It is a testament to the broken, intractably conflict-ridden politics in Bangladesh, that respected jurists can claim that a dictatorial move remain in place in order to allow democracy to breathe and to burn bright. Jurist Dr. Kamal Hossain argued that the the institution of caretaker governments should remain in place while parties revolve in […]

read more

PBS Newshour Reports on Innovative Ways to Supply Clean Water to Dhaka Slums

Yesterday for World Water Day PBS Newshour, in partnership with the Pulitzer Center on Crisis Reporting, ran an excellent piece on new approaches to get clean water to Dhaka’s explosively numerous, and growing, slum dwelling population. Here’s the video that aired, with special correspondent Steve Sapienza: Please visit the PBS Newshour webpage dedicated to this rather excellent […]

read more

About the Author

Faheem Haider
Faheem Haider

Faheem Haider is a political analyst, writer and artist. He holds advanced research degrees in political economy, political theory and the political economy of development from the London School of Economics and Political Science and New York University. He also studied political psychology at Columbia University. During long stints away from his beloved Washington Square Park, he studied peace and conflict resolution and French history and European politics at the American University in Washington DC and the University of Paris, respectively.

Faheem has research expertise in democratic theory and the political economy of democracy in South Asia.

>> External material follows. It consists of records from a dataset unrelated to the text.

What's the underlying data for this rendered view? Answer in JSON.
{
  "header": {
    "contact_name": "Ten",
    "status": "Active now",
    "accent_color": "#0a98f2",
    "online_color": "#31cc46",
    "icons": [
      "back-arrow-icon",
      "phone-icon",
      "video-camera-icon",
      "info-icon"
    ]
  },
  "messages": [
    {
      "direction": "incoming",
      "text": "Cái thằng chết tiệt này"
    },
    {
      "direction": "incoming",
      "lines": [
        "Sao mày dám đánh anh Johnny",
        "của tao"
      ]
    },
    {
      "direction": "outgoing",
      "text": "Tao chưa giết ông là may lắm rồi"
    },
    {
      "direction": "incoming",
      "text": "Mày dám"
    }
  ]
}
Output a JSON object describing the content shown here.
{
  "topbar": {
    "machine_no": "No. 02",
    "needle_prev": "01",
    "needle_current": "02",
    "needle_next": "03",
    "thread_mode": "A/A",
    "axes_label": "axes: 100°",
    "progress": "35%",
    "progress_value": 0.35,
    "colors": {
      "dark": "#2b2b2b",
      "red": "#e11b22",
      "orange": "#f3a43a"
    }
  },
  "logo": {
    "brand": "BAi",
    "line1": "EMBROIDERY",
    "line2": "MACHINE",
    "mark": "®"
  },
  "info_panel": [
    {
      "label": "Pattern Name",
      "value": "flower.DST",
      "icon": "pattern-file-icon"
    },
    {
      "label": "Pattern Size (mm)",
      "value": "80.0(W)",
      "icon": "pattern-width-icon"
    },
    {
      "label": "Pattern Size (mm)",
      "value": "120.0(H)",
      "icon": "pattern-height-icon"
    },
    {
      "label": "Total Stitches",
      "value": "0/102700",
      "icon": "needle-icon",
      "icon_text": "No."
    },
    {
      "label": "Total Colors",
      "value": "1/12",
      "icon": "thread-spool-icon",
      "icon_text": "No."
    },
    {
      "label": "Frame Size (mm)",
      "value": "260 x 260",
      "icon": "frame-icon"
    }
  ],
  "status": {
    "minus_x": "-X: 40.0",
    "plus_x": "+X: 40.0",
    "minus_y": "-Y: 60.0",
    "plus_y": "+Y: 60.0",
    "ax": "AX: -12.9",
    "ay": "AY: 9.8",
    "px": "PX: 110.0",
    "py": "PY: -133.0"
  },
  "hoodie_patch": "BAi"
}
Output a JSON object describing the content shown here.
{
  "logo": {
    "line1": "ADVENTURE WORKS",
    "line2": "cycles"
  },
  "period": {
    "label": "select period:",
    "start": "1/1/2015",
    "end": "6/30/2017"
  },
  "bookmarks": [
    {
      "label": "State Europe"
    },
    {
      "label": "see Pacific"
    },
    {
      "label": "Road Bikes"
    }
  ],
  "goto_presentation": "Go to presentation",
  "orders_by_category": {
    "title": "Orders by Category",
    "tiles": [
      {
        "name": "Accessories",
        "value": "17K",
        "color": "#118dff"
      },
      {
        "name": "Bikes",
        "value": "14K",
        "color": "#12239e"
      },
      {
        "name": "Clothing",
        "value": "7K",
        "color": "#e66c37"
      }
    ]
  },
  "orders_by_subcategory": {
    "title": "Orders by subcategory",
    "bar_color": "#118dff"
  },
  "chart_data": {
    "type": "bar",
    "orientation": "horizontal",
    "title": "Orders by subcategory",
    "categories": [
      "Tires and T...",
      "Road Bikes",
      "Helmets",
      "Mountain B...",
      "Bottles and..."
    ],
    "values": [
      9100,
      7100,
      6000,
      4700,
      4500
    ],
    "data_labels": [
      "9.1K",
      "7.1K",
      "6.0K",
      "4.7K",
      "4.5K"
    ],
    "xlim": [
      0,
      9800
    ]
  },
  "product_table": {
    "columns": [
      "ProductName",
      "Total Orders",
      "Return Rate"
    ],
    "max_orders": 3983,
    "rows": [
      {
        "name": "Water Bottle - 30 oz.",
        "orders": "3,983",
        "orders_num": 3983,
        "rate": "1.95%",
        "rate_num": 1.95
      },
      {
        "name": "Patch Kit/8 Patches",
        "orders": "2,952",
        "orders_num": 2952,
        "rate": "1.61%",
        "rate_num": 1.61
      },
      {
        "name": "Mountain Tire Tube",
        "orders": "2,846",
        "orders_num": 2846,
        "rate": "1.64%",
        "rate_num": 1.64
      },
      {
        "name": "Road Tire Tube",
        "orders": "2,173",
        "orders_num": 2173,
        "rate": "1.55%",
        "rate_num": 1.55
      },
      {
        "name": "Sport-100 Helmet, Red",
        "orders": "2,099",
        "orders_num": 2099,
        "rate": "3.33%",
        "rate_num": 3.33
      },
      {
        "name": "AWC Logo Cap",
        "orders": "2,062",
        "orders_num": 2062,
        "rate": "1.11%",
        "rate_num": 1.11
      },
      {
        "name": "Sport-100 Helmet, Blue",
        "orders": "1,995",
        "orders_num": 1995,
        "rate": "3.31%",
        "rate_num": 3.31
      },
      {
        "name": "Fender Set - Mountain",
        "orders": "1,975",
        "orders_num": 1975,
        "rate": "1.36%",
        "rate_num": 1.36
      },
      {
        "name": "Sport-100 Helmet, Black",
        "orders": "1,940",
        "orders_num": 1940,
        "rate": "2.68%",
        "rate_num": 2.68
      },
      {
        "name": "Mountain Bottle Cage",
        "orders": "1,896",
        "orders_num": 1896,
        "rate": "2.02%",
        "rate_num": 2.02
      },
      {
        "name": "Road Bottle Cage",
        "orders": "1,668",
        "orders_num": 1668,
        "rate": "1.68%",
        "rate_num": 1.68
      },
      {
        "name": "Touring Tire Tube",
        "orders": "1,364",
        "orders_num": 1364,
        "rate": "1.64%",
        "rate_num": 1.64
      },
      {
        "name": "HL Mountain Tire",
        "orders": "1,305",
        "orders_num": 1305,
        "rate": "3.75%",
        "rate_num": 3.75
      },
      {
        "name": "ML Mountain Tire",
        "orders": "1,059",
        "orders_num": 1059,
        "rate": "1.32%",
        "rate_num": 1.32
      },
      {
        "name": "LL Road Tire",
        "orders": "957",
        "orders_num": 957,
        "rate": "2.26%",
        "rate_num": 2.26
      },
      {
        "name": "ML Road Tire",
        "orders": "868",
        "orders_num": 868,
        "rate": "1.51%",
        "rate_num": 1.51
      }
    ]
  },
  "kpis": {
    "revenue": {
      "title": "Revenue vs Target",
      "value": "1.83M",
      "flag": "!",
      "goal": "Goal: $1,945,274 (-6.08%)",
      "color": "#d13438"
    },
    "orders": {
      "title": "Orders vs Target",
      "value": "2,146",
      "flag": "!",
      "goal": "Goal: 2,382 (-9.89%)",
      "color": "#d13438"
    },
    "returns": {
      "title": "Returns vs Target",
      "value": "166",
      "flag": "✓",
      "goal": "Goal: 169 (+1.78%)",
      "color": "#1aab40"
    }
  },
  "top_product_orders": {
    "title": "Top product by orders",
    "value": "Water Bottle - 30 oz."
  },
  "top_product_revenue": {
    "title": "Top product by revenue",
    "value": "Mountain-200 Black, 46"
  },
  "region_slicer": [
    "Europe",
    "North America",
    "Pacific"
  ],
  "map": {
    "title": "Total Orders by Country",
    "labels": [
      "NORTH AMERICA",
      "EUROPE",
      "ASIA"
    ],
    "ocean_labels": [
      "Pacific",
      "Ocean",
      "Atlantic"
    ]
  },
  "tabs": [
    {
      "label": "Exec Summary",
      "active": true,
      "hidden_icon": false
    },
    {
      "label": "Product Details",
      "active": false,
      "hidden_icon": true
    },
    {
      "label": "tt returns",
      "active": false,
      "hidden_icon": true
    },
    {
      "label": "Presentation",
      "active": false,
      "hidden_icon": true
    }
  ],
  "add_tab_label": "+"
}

In whatever time he has to spare, Faheem paints, writes, and edits his own blog on the photographic image and its relationship to the political narrative of fascist, liberal and progressivist art.

That work and associated writing can be found at the following link: http://blackandwhiteandthings.wordpress.com

Great Decisions Discussion group

Blog Authors

FPA Administrator